Cedric Mullins took that breath and turned it into the game-tying single, sending Rutschman home from second. And that breath turned into a triumphant one when Trey Mancini sent a drive over the left fielder’s head to secure a come-from-behind 5-4 victory.
He rounded first, spiked his helmet and was met by hugs and the kind of noise that hasn’t been heard at Camden Yards all season — or in years, for that matter. Down to their last out, the Orioles tied together four straight hits, beginning with Rougned Odor and continuing with Rutschman, Mullins and Mancini.
The madness of it all gave Baltimore a season-high six-game winning streak, creeping them closer to a wild-card spot no one in or out of the organization had targeted this season.
There were missed opportunities earlier, as three Orioles struck out in the seventh with a runner on third base. Then Baltimore got within one run in the eighth inning, when Mullins led off with a double, moved to third on a flyout from Mancini and scored on a single from first baseman Ryan Mountcastle.
That deficit grew again once Shohei Ohtani hit a solo homer in the ninth. But it wound up not mattering, with another comeback victory in the books that kept the crowd cheering long after the final out.

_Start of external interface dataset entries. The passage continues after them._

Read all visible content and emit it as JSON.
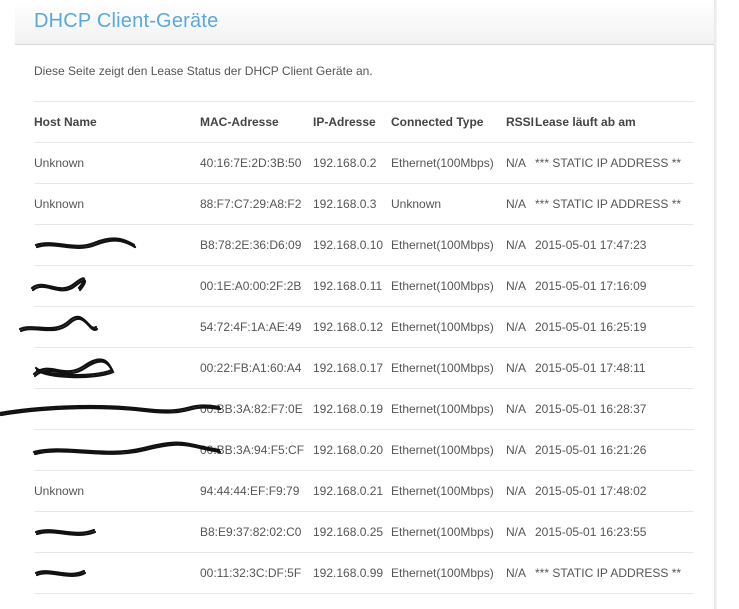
{
  "page": {
    "title": "DHCP Client-Geräte",
    "description": "Diese Seite zeigt den Lease Status der DHCP Client Geräte an."
  },
  "table": {
    "headers": [
      "Host Name",
      "MAC-Adresse",
      "IP-Adresse",
      "Connected Type",
      "RSSI",
      "Lease läuft ab am"
    ],
    "rows": [
      {
        "host": "Unknown",
        "mac": "40:16:7E:2D:3B:50",
        "ip": "192.168.0.2",
        "type": "Ethernet(100Mbps)",
        "rssi": "N/A",
        "lease": "*** STATIC IP ADDRESS **"
      },
      {
        "host": "Unknown",
        "mac": "88:F7:C7:29:A8:F2",
        "ip": "192.168.0.3",
        "type": "Unknown",
        "rssi": "N/A",
        "lease": "*** STATIC IP ADDRESS **"
      },
      {
        "host": "",
        "mac": "B8:78:2E:36:D6:09",
        "ip": "192.168.0.10",
        "type": "Ethernet(100Mbps)",
        "rssi": "N/A",
        "lease": "2015-05-01 17:47:23"
      },
      {
        "host": "",
        "mac": "00:1E:A0:00:2F:2B",
        "ip": "192.168.0.11",
        "type": "Ethernet(100Mbps)",
        "rssi": "N/A",
        "lease": "2015-05-01 17:16:09"
      },
      {
        "host": "",
        "mac": "54:72:4F:1A:AE:49",
        "ip": "192.168.0.12",
        "type": "Ethernet(100Mbps)",
        "rssi": "N/A",
        "lease": "2015-05-01 16:25:19"
      },
      {
        "host": "",
        "mac": "00:22:FB:A1:60:A4",
        "ip": "192.168.0.17",
        "type": "Ethernet(100Mbps)",
        "rssi": "N/A",
        "lease": "2015-05-01 17:48:11"
      },
      {
        "host": "",
        "mac": "00:BB:3A:82:F7:0E",
        "ip": "192.168.0.19",
        "type": "Ethernet(100Mbps)",
        "rssi": "N/A",
        "lease": "2015-05-01 16:28:37"
      },
      {
        "host": "",
        "mac": "00:BB:3A:94:F5:CF",
        "ip": "192.168.0.20",
        "type": "Ethernet(100Mbps)",
        "rssi": "N/A",
        "lease": "2015-05-01 16:21:26"
      },
      {
        "host": "Unknown",
        "mac": "94:44:44:EF:F9:79",
        "ip": "192.168.0.21",
        "type": "Ethernet(100Mbps)",
        "rssi": "N/A",
        "lease": "2015-05-01 17:48:02"
      },
      {
        "host": "",
        "mac": "B8:E9:37:82:02:C0",
        "ip": "192.168.0.25",
        "type": "Ethernet(100Mbps)",
        "rssi": "N/A",
        "lease": "2015-05-01 16:23:55"
      },
      {
        "host": "",
        "mac": "00:11:32:3C:DF:5F",
        "ip": "192.168.0.99",
        "type": "Ethernet(100Mbps)",
        "rssi": "N/A",
        "lease": "*** STATIC IP ADDRESS **"
      }
    ]
  },
  "colors": {
    "title": "#5aa9dc",
    "text": "#555555",
    "divider": "#e7e7e7",
    "redaction": "#111111"
  }
}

It was the Orioles’ eighth walk-off win of the season — and the third in five days — second only to the New York Yankees’ 10.

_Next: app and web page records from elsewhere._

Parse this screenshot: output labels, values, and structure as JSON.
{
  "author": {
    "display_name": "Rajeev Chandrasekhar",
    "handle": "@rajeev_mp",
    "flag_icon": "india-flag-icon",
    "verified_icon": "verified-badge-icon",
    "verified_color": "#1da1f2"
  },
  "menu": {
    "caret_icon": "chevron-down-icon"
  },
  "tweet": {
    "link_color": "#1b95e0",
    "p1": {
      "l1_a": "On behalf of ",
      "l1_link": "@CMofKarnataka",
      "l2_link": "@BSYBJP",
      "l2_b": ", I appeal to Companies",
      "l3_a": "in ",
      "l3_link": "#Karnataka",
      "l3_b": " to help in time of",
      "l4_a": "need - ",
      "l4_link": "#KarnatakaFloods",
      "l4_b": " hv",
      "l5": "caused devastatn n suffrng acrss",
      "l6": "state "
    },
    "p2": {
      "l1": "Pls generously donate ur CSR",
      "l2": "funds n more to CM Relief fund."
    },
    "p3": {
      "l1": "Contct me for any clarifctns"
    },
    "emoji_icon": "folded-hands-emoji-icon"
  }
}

The stars go yard
A day earlier, Mike Trout was left as the latest victim of the new left field dimensions inside Camden Yards. He had lashed a liner toward that mammoth fence, yet Austin Hays tracked the ball down for an out when it might’ve been a home run in years past.
But Trout’s reputation against the Orioles precedes him. That new wall wasn’t going to stop him for long.
And in the third inning Friday, the Angels outfielder throttled a hanging slider from right-hander Tyler Wells up and over the foul pole in left — although the three-run blast would’ve cleared most parts of Walltimore.
Trout has made a habit of this. In his 63 career games against Baltimore, Trout has launched 23 homers — a homer in 36.5% of his games, the highest rate against any foe he’s faced nine times or more.
Beyond that blast, however, Wells wasn’t in danger much. It wasn’t his crispest outing, as he lasted four innings — his shortest start in over a month — having allowed three runs on six hits with two walks and three strikeouts.
The Angels’ offense didn’t manage much against the bullpen until Ohtani clobbered a solo homer with two outs in the ninth off right-hander Dillon Tate to extend the Angels’ lead to two runs once more. But two runs wasn’t enough, not with a two-out rally in the ninth.
A big draw
Perhaps it was the floppy hat giveaway. Maybe it was the Orioles’ five-game winning streak, their longest since 2020. In all likelihood, it was a combination of the two.
Fans came out in droves to Camden Yards on Friday, with an announced attendance of 27,814 — the most since April 16 against the Yankees and the fourth largest this season. After drawing crowds of fewer than 8,000 fans for the final two wins against the Texas Rangers, a prized giveaway, a star-studded opponent and a more competitive ballclub brought Camden Yards to life.
In the fifth inning, when fans around the stadium did the wave, there weren’t gaping holes between sections. In the lower bowl, the sea of orange floppy hats helped breathe life into the Orioles in the seventh inning and beyond.
Around the horn
>> Right-hander Grayson Rodriguez underwent a routine MRI on his straight right lat muscle and the results came back clean, two sources with direct knowledge of the situation told The Baltimore Sun. The result from the standard check-up MRI is encouraging for Rodriguez, who suffered the lat strain in June. A timeline to return is still unclear, however, as the Orioles aren’t likely to rush the top pitching prospect in baseball back to the mound. Rodriguez remains in Florida to rehab the injury. At the time of the injury, executive vice president and general manager Mike Elias said Rodriguez might not appear again this season in the minors or the majors.
>> Right-hander Kyle Bradish will throw the first of two or three rehab starts with Double-A Bowie on Saturday, manager Brandon Hyde said. Bradish has been on the 15-day injured list with right shoulder inflammation. Hyde said Bradish will throw three or four innings for the Baysox, part of a buildup that will likely keep him out until after the All-Star break.
This story will be updated.
Saturday, 4:05 p.m.